Hidden at the very bottom of the $1 trillion infrastructure bill that President Joe Biden will soon sign is the “Minority Business Development Act,” which grants the federal government broad spending powers to help “socially or economically disadvantaged” individuals.
The bill presumes all non-white individuals are socially or economically disadvantaged:
The Under Secretary shall presume that the term ‘’socially or economically disadvantaged individual’ includes any individual who is—(i) Black or African American; (ii) Hispanic or Latino; (iii) American Indian or Alaska Native; (iv) Asian; (v) Native Hawaiian or other Pacific Islander.
Title I of the Minority Business Development Act authorizes the Department of Commerce’s Minority Business Development Agency’s Under Secretary to provide minority businesses with management resources and technological assistance. The Under Secretary can also provide financial, legal, and marketing services whenever they determine necessary. In addition, the government must provide outreach and assistance in five different languages to ensure full access to the services.

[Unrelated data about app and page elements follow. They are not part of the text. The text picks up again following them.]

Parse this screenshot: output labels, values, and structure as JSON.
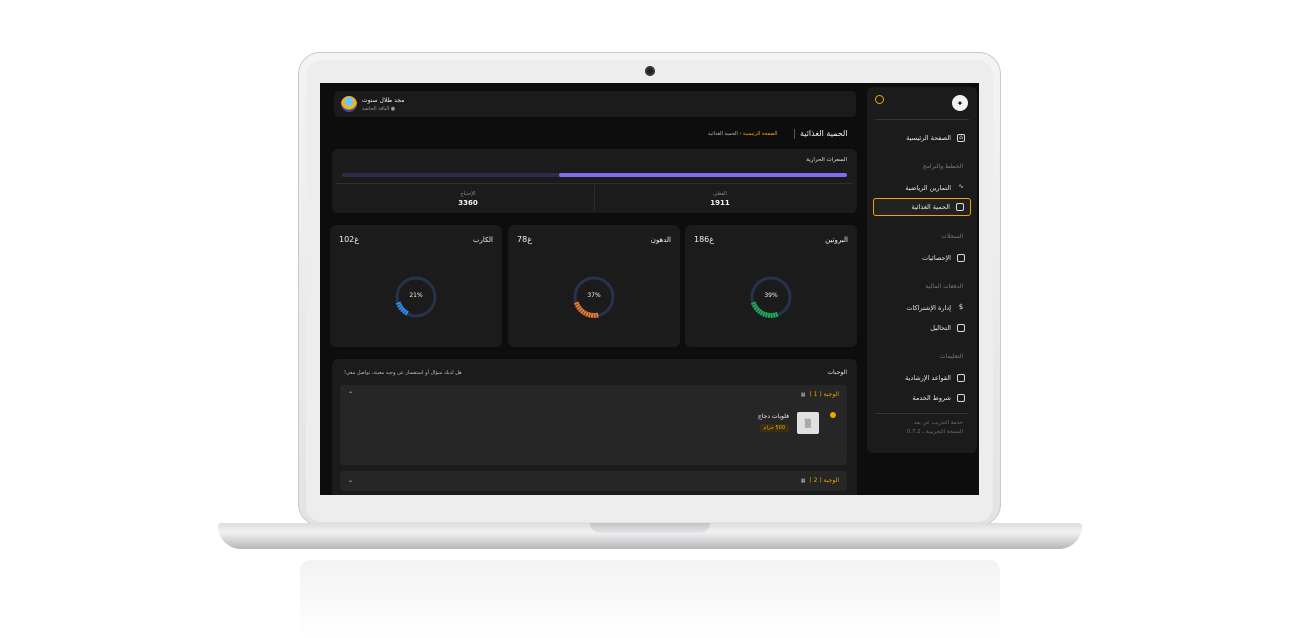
{
  "header": {
    "user_name": "مجد طلال سنوت",
    "user_role": "● الباقة الخاصة"
  },
  "page": {
    "title": "الحمية الغذائية",
    "breadcrumb_home": "الصفحة الرئيسية",
    "breadcrumb_sep": "‹",
    "breadcrumb_current": "الحمية الغذائية"
  },
  "sidebar": {
    "home": "الصفحة الرئيسية",
    "section_plans": "الخطط والبرامج",
    "workouts": "التمارين الرياضية",
    "diet": "الحمية الغذائية",
    "section_records": "السجلات",
    "statistics": "الإحصائيات",
    "section_payments": "الدفعات المالية",
    "subscriptions": "إدارة الإشتراكات",
    "analyses": "التحاليل",
    "section_instructions": "التعليمات",
    "guidelines": "القواعد الإرشادية",
    "terms": "شروط الخدمة",
    "footer_line1": "خدمة التدريب عن بعد",
    "footer_line2": "النسخة التجريبية ـ 0.7.2"
  },
  "calories": {
    "title": "السعرات الحرارية",
    "progress": 0.57,
    "actual_label": "الفعلي",
    "actual_value": "1911",
    "needed_label": "الإحتياج",
    "needed_value": "3360"
  },
  "macros": [
    {
      "name": "البروتين",
      "amount": "186غ",
      "percent": 39,
      "percent_label": "39%",
      "color": "#1faa5a"
    },
    {
      "name": "الدهون",
      "amount": "78غ",
      "percent": 37,
      "percent_label": "37%",
      "color": "#f07a28"
    },
    {
      "name": "الكارب",
      "amount": "102غ",
      "percent": 21,
      "percent_label": "21%",
      "color": "#2f8df5"
    }
  ],
  "meals": {
    "title": "الوجبات",
    "hint": "هل لديك سؤال أو استفسار عن وجبة معينة، تواصل معي!",
    "items": [
      {
        "label": "الوجبة ( 1 )",
        "expanded": true,
        "food_name": "فلوبات دجاج",
        "food_qty": "500 جرام"
      },
      {
        "label": "الوجبة ( 2 )",
        "expanded": false
      }
    ]
  },
  "icons": {
    "home": "home-icon",
    "workouts": "activity-icon",
    "diet": "cup-icon",
    "statistics": "clipboard-icon",
    "subscriptions": "dollar-icon",
    "analyses": "document-icon",
    "guidelines": "file-icon",
    "terms": "file-icon"
  },
  "colors": {
    "accent": "#f0a500",
    "calorie_bar": "#7b6cf0",
    "background": "#0d0d0d",
    "card": "#1b1b1b"
  }
}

The bill encourages federal government partnerships with private sector entities to “consult and cooperate” in the facilitation of assistance to minority-owned businesses. For example, the Minority Business Development Agency (MBDA) Business Center Program gives federal awards to eligible entities that provide “technical assistance and business development services, or specialty services, to minority business enterprises.”:
The purpose of the MBDA Business Center Program shall be to create a national network of public-private partnerships that— (1) assist minority business enterprises in— (A) accessing capital, contracts, and grants; and (B) creating and maintaining jobs (2) provide counseling and mentoring to minority business enterprises; and (3) facilitate the growth of minority business enterprises by promoting trade.
The minimum amount of federal assistance awarded to eligible entities is $250,000. Eligible entities include public and private sector entities as well as higher education institutions.
When determining which entities to enter into partnerships with, the federal government considers whether entities reside in majority-minority or economically distressed areas.
The law establishes a similar program for minority businesses located in rural areas.
There is an entire title devoted to “new initiatives to promote economic resiliency for minority businesses.” One of these initiatives is the annual “diverse business forum on capital formation,” where heads of federal agencies meet with minority business owners to address problems associated with creating wealth.
Another initiative focuses on educational development relating to management and entrepreneurship. The government will encourage universities and businesses to develop scholarships, apprenticeships, and internships specifically for minorities.
The bill authorizes grants to nonprofit organizations that “can demonstrate that a primary activity of the organization is to provide services to minority business enterprises.” These grants may be used to “support the development, growth, or retention of minority business enterprises.”
Additionally, the bill creates the Minority Business Enterprises Advisory Council to advise and assist the agency in its quest to help the black, Hispanic, Indian, or Asian people it presumes are socially or economically disadvantaged.